Data to process:
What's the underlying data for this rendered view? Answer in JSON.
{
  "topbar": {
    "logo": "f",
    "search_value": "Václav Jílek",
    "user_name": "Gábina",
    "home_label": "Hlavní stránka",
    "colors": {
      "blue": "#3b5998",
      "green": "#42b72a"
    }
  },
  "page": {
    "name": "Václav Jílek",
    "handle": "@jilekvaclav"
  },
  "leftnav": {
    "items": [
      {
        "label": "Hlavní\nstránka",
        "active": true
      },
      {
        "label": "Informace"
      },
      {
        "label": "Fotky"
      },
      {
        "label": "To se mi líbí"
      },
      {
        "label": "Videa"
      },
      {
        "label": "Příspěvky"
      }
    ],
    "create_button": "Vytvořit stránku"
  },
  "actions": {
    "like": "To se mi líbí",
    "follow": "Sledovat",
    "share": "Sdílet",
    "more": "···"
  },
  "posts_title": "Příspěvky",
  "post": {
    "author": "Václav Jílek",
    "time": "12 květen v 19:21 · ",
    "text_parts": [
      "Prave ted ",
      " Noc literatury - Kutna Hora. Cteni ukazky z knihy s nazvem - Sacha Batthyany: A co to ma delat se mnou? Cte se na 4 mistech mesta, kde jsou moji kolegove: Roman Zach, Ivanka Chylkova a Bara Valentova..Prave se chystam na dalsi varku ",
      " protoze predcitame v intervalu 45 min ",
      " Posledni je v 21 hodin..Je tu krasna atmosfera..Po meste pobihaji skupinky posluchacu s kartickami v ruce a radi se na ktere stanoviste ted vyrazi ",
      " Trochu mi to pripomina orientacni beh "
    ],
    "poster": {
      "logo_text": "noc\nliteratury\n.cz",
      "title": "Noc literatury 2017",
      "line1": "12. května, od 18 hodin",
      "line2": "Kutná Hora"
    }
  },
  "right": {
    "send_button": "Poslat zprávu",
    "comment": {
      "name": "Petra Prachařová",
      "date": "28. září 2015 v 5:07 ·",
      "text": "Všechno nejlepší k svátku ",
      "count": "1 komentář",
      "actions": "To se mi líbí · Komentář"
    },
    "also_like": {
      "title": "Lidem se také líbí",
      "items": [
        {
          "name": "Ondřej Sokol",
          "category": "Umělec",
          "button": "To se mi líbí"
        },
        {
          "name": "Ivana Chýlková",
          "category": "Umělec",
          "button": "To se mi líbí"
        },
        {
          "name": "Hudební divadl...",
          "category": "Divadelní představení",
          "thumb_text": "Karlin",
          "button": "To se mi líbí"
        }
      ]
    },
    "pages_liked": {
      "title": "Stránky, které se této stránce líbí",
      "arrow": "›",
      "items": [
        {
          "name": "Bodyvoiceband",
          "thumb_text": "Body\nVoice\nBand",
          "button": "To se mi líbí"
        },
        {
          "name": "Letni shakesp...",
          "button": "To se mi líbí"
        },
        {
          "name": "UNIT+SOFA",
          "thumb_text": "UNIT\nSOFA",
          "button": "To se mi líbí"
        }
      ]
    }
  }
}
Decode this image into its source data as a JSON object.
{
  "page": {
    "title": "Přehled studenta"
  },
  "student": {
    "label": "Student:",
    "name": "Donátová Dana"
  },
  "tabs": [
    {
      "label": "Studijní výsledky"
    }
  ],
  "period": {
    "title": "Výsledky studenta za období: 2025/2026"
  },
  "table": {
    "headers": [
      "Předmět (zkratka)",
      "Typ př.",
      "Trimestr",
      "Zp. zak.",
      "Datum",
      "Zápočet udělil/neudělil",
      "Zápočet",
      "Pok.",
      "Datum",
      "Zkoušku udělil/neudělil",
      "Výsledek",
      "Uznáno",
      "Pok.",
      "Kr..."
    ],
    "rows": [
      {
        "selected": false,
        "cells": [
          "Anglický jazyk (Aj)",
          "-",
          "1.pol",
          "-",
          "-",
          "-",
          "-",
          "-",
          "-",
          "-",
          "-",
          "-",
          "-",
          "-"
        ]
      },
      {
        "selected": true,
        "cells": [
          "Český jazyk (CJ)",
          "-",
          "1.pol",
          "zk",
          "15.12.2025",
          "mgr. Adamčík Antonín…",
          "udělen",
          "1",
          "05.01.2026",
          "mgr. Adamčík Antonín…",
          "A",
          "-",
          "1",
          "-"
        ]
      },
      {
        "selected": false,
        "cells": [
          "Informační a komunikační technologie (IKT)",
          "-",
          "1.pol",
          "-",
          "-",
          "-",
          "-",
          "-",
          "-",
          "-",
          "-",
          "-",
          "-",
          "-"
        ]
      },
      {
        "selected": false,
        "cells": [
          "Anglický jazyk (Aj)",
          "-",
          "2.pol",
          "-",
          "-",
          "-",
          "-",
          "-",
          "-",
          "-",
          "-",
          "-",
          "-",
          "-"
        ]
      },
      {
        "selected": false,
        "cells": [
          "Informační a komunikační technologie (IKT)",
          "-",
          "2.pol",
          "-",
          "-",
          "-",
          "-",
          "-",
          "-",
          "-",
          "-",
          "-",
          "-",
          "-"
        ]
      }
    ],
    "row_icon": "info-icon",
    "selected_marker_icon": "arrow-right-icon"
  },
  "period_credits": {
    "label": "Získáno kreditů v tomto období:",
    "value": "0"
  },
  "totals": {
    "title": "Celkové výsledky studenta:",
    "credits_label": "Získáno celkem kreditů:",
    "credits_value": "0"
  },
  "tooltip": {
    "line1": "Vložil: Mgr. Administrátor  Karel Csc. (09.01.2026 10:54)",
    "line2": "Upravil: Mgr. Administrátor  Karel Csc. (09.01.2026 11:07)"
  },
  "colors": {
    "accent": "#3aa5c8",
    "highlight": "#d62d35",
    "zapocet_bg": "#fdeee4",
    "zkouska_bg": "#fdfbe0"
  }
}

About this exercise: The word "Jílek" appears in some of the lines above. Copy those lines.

Written response:
    "search_value": "Václav Jílek",
    "name": "Václav Jílek",
    "author": "Václav Jílek",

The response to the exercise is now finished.